By Denis Dyomkin
MOSCOW (Reuters) - A Russian computer game simulating a new war between Russia and Georgia, in which NATO-member Poland backs a fresh bid by Tbilisi to take back its rebel regions, is to hit shops soon.
Russia fought a short war with U.S. ally Georgia in August after Tbilisi sent troops to re-take the Russian-backed breakaway region of South Ossetia, sparking an outcry in the West.
In the computer game "Confrontation -- Peace Enforcement," which will go on sale in Russia next month, Georgian President Mikheil Saakashvili gets support from unnamed Western powers and decides to launch another attack to seize back South Ossetia and Abkhazia.
"NATO does not stay out of it, pushing Poland forward as its representative and Ukraine blockades the Black Sea fleet in Sevastopol," according to the description of the game supplied by its creators on Friday.
"Russia cannot remain out of it and launches a strike in response," said the game's creators, two Russian software and multimedia companies.
Russia's Black Sea fleet rents a base in Ukraine's Crimean port of Sevastopol, a source of tension with Kiev. The armies of Russia, Poland, Georgia and Abkhazia take part in the war game.
The title of the game is a reference to the way President Dmitry Medvedev described Russia's actions in Georgia -- an operation to enforce peace.
The war with Georgia, Moscow's biggest military operation outside its borders since the collapse of the Soviet Union, drove relations with the United States to a post-Cold War low.
The Kremlin complained that the West had supported and helped arm Georgia and thus undermined stability in the Caucasus, a key transport route for oil and gas from the Caspian Sea and an area Russia sees as its sphere of influence.
Since the war, tensions have remained high in Georgia with shooting incidents and explosions along the de-facto borders between the Russian supported rebel regions -- which Moscow recognized as independent states -- and Georgia proper.
But the makers of "Confrontation -- Peace Enforcement" said the game should not be taken too seriously.
"Politics are politics and a game is a game. These things should not be confused," Alexander Dmitrevsky, the business development director at one of the game's makers, Russobit-M, told Reuters.
More than 20,000 Georgians are still displaced from the fighting, though Amnesty International estimates that up to 200,000 fled from both sides last August.
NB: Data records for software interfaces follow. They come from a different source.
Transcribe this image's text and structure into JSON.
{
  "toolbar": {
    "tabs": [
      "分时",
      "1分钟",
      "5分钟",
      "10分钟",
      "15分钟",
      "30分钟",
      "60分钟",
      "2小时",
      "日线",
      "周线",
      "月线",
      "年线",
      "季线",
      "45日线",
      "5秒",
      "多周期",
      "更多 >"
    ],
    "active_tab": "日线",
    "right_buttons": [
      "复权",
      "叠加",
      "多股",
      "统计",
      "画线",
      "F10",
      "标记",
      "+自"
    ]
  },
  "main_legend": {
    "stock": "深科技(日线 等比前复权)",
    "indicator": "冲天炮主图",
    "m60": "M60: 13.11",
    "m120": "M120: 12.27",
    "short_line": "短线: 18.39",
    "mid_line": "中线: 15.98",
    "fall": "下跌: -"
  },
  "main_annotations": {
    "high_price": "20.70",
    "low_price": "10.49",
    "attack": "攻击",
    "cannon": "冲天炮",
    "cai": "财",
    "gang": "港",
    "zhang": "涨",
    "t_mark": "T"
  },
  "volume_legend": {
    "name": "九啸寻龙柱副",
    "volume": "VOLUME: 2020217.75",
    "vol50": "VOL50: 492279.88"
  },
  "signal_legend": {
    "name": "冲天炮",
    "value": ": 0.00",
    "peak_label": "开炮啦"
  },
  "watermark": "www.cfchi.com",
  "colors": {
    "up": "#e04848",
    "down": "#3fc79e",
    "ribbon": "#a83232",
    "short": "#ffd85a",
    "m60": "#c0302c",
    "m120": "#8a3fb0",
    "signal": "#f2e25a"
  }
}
A final death toll from the conflict has not been independently established.
(Reporting by Denis Dyomkin; writing by Conor Sweeney; Editing by Richard Balmforth)